▸ SUPPLIED ENTRIES
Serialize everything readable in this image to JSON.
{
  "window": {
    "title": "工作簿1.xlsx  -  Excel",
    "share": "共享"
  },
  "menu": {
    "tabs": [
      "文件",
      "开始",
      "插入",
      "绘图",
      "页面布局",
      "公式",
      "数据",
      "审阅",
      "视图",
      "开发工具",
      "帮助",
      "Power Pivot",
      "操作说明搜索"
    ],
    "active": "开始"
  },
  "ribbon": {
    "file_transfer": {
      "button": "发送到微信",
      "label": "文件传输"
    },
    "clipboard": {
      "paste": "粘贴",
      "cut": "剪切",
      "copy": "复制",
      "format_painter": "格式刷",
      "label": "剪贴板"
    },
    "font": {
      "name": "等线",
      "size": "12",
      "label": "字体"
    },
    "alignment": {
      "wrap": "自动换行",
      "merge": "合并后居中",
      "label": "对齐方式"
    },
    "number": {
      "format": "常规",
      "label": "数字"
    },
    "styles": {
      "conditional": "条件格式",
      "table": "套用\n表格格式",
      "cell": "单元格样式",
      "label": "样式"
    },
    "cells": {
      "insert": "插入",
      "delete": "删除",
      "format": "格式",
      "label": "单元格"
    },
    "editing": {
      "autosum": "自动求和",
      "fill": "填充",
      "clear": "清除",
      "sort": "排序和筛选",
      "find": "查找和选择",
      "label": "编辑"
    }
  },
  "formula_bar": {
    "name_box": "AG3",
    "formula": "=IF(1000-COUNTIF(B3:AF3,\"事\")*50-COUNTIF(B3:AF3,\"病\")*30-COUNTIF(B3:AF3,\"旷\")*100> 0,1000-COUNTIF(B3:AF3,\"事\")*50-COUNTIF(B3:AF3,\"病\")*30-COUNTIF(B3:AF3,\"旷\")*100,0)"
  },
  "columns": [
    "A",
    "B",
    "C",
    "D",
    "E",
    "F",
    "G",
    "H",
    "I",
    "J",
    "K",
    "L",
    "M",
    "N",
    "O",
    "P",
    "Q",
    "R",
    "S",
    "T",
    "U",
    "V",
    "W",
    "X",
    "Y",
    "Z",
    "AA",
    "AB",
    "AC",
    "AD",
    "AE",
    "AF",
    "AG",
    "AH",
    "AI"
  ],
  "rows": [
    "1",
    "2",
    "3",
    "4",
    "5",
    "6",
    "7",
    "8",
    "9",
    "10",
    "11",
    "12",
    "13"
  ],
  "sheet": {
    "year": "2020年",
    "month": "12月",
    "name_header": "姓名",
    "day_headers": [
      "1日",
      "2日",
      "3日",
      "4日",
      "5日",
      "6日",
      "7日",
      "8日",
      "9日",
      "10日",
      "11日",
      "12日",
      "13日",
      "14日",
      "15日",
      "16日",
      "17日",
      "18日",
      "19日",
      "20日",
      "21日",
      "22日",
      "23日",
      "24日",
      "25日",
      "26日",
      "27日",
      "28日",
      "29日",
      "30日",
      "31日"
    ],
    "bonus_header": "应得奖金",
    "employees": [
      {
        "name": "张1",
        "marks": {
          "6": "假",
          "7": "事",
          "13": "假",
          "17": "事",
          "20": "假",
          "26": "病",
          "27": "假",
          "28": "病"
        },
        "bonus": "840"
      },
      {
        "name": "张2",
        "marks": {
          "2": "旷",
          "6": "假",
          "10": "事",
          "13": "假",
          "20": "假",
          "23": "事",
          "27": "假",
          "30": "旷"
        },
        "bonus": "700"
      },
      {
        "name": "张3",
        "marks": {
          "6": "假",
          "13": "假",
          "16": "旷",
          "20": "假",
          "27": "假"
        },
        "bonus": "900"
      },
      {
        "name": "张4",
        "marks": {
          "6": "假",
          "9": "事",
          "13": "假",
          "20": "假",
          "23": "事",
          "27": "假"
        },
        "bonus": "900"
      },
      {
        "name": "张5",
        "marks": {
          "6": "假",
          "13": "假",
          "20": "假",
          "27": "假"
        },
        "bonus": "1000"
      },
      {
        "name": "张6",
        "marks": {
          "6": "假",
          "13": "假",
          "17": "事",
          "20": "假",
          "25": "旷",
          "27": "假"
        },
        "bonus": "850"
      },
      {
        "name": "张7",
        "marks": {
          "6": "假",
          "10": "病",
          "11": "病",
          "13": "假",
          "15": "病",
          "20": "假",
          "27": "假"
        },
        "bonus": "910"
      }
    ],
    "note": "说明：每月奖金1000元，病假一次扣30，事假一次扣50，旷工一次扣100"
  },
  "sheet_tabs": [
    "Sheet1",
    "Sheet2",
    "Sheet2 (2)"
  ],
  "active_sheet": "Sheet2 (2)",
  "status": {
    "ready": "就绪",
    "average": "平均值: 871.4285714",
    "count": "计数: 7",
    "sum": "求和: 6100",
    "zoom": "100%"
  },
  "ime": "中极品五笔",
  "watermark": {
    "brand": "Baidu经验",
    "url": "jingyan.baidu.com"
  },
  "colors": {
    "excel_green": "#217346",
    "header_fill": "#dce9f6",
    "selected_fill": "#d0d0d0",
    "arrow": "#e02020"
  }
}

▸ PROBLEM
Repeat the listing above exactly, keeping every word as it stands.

▸ ANSWER TO THIS TASK
Serialize everything readable in this image to JSON.
{
  "window": {
    "title": "工作簿1.xlsx  -  Excel",
    "share": "共享"
  },
  "menu": {
    "tabs": [
      "文件",
      "开始",
      "插入",
      "绘图",
      "页面布局",
      "公式",
      "数据",
      "审阅",
      "视图",
      "开发工具",
      "帮助",
      "Power Pivot",
      "操作说明搜索"
    ],
    "active": "开始"
  },
  "ribbon": {
    "file_transfer": {
      "button": "发送到微信",
      "label": "文件传输"
    },
    "clipboard": {
      "paste": "粘贴",
      "cut": "剪切",
      "copy": "复制",
      "format_painter": "格式刷",
      "label": "剪贴板"
    },
    "font": {
      "name": "等线",
      "size": "12",
      "label": "字体"
    },
    "alignment": {
      "wrap": "自动换行",
      "merge": "合并后居中",
      "label": "对齐方式"
    },
    "number": {
      "format": "常规",
      "label": "数字"
    },
    "styles": {
      "conditional": "条件格式",
      "table": "套用\n表格格式",
      "cell": "单元格样式",
      "label": "样式"
    },
    "cells": {
      "insert": "插入",
      "delete": "删除",
      "format": "格式",
      "label": "单元格"
    },
    "editing": {
      "autosum": "自动求和",
      "fill": "填充",
      "clear": "清除",
      "sort": "排序和筛选",
      "find": "查找和选择",
      "label": "编辑"
    }
  },
  "formula_bar": {
    "name_box": "AG3",
    "formula": "=IF(1000-COUNTIF(B3:AF3,\"事\")*50-COUNTIF(B3:AF3,\"病\")*30-COUNTIF(B3:AF3,\"旷\")*100> 0,1000-COUNTIF(B3:AF3,\"事\")*50-COUNTIF(B3:AF3,\"病\")*30-COUNTIF(B3:AF3,\"旷\")*100,0)"
  },
  "columns": [
    "A",
    "B",
    "C",
    "D",
    "E",
    "F",
    "G",
    "H",
    "I",
    "J",
    "K",
    "L",
    "M",
    "N",
    "O",
    "P",
    "Q",
    "R",
    "S",
    "T",
    "U",
    "V",
    "W",
    "X",
    "Y",
    "Z",
    "AA",
    "AB",
    "AC",
    "AD",
    "AE",
    "AF",
    "AG",
    "AH",
    "AI"
  ],
  "rows": [
    "1",
    "2",
    "3",
    "4",
    "5",
    "6",
    "7",
    "8",
    "9",
    "10",
    "11",
    "12",
    "13"
  ],
  "sheet": {
    "year": "2020年",
    "month": "12月",
    "name_header": "姓名",
    "day_headers": [
      "1日",
      "2日",
      "3日",
      "4日",
      "5日",
      "6日",
      "7日",
      "8日",
      "9日",
      "10日",
      "11日",
      "12日",
      "13日",
      "14日",
      "15日",
      "16日",
      "17日",
      "18日",
      "19日",
      "20日",
      "21日",
      "22日",
      "23日",
      "24日",
      "25日",
      "26日",
      "27日",
      "28日",
      "29日",
      "30日",
      "31日"
    ],
    "bonus_header": "应得奖金",
    "employees": [
      {
        "name": "张1",
        "marks": {
          "6": "假",
          "7": "事",
          "13": "假",
          "17": "事",
          "20": "假",
          "26": "病",
          "27": "假",
          "28": "病"
        },
        "bonus": "840"
      },
      {
        "name": "张2",
        "marks": {
          "2": "旷",
          "6": "假",
          "10": "事",
          "13": "假",
          "20": "假",
          "23": "事",
          "27": "假",
          "30": "旷"
        },
        "bonus": "700"
      },
      {
        "name": "张3",
        "marks": {
          "6": "假",
          "13": "假",
          "16": "旷",
          "20": "假",
          "27": "假"
        },
        "bonus": "900"
      },
      {
        "name": "张4",
        "marks": {
          "6": "假",
          "9": "事",
          "13": "假",
          "20": "假",
          "23": "事",
          "27": "假"
        },
        "bonus": "900"
      },
      {
        "name": "张5",
        "marks": {
          "6": "假",
          "13": "假",
          "20": "假",
          "27": "假"
        },
        "bonus": "1000"
      },
      {
        "name": "张6",
        "marks": {
          "6": "假",
          "13": "假",
          "17": "事",
          "20": "假",
          "25": "旷",
          "27": "假"
        },
        "bonus": "850"
      },
      {
        "name": "张7",
        "marks": {
          "6": "假",
          "10": "病",
          "11": "病",
          "13": "假",
          "15": "病",
          "20": "假",
          "27": "假"
        },
        "bonus": "910"
      }
    ],
    "note": "说明：每月奖金1000元，病假一次扣30，事假一次扣50，旷工一次扣100"
  },
  "sheet_tabs": [
    "Sheet1",
    "Sheet2",
    "Sheet2 (2)"
  ],
  "active_sheet": "Sheet2 (2)",
  "status": {
    "ready": "就绪",
    "average": "平均值: 871.4285714",
    "count": "计数: 7",
    "sum": "求和: 6100",
    "zoom": "100%"
  },
  "ime": "中极品五笔",
  "watermark": {
    "brand": "Baidu经验",
    "url": "jingyan.baidu.com"
  },
  "colors": {
    "excel_green": "#217346",
    "header_fill": "#dce9f6",
    "selected_fill": "#d0d0d0",
    "arrow": "#e02020"
  }
}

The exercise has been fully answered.